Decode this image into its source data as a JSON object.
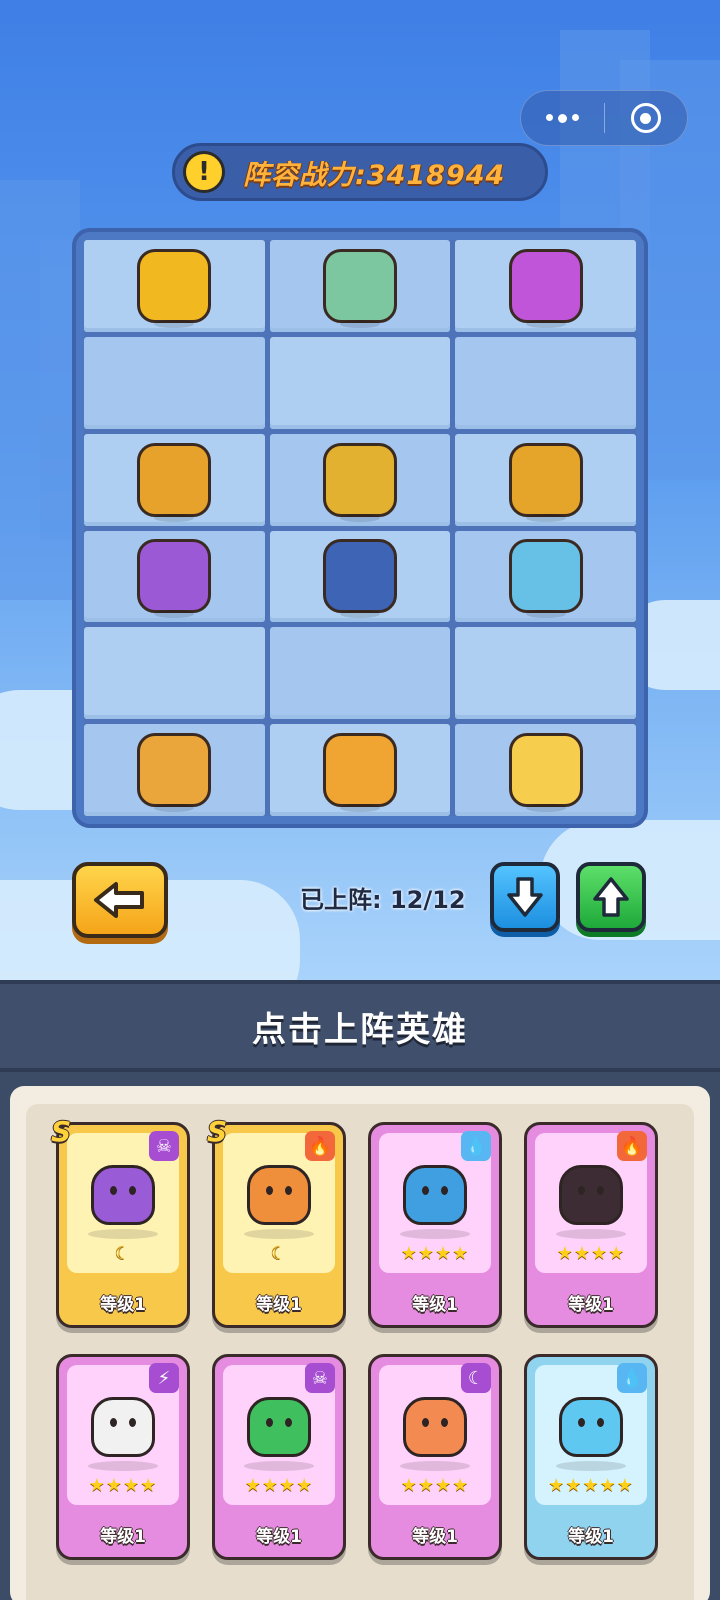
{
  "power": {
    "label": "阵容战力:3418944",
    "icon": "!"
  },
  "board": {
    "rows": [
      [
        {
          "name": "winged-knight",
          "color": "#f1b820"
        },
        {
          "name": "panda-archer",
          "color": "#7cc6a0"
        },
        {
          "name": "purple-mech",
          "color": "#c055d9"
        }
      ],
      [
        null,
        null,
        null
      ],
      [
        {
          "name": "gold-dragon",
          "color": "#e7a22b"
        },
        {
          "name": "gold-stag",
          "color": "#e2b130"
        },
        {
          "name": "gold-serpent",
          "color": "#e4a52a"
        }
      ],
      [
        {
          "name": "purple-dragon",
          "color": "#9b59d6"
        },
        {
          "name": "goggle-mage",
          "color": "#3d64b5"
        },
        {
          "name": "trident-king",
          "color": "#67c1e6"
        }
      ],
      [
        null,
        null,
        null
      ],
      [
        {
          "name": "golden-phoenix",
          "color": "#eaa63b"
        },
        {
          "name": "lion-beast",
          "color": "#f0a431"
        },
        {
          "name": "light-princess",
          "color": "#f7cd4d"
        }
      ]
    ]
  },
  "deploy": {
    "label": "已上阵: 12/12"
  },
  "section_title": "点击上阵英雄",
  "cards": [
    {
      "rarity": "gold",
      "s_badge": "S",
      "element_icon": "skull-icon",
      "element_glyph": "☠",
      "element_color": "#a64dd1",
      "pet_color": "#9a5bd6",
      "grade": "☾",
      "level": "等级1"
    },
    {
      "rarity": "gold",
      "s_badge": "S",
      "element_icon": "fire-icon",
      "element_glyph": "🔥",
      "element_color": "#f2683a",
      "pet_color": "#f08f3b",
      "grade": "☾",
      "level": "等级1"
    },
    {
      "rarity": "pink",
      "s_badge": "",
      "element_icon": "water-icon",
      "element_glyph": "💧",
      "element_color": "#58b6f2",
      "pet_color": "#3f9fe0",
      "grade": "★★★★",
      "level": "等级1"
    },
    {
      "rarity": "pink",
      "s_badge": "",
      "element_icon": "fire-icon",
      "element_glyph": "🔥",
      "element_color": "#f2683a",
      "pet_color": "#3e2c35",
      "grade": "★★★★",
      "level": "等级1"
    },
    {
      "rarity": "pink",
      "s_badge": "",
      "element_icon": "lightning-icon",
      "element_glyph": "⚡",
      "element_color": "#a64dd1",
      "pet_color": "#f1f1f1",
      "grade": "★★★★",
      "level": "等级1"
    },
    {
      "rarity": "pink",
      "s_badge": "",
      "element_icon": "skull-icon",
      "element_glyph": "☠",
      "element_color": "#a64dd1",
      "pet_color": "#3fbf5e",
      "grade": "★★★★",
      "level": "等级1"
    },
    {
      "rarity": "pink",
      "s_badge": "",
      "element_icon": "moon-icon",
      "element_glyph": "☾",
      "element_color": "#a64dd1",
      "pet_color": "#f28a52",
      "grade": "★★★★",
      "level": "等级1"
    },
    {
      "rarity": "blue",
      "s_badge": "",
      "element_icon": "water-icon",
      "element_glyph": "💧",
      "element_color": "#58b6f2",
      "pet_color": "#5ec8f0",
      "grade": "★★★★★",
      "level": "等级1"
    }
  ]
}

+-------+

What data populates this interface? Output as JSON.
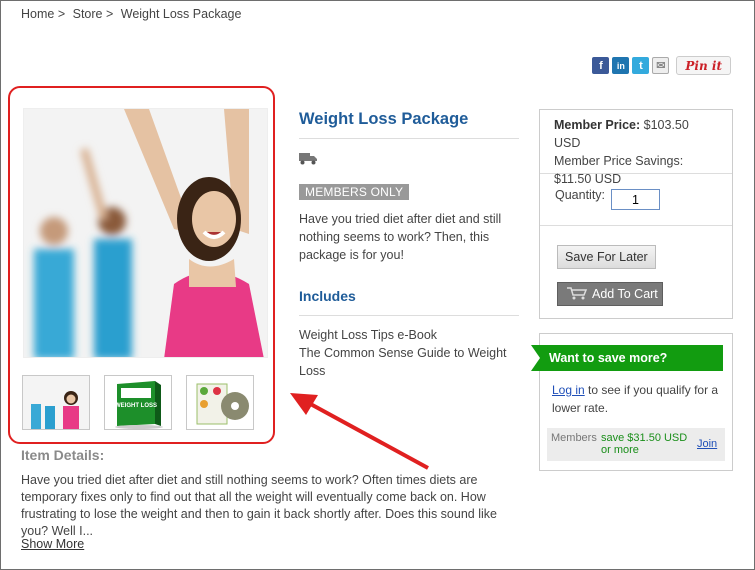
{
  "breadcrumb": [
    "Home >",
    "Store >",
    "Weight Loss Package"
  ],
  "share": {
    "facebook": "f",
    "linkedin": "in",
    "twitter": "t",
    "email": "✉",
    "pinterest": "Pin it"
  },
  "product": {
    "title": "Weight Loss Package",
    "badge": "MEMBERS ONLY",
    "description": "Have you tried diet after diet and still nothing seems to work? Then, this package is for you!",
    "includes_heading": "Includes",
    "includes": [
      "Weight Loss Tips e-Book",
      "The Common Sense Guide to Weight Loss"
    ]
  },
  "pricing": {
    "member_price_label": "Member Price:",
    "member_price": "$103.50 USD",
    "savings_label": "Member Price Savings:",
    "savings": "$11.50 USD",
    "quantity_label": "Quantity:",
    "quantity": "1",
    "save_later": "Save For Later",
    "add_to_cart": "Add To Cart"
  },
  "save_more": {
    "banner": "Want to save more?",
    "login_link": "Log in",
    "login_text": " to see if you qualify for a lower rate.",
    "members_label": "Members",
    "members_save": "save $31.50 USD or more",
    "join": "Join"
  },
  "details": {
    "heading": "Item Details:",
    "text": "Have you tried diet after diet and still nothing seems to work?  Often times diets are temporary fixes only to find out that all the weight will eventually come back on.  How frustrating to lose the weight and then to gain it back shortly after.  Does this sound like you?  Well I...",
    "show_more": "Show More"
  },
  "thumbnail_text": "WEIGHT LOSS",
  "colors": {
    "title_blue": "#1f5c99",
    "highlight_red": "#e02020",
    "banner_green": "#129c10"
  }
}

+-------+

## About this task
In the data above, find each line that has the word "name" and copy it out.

## Task output
          "name": "winged-knight",
          "name": "panda-archer",
          "name": "purple-mech",
          "name": "gold-dragon",
          "name": "gold-stag",
          "name": "gold-serpent",
          "name": "purple-dragon",
          "name": "goggle-mage",
          "name": "trident-king",
          "name": "golden-phoenix",
          "name": "lion-beast",
          "name": "light-princess",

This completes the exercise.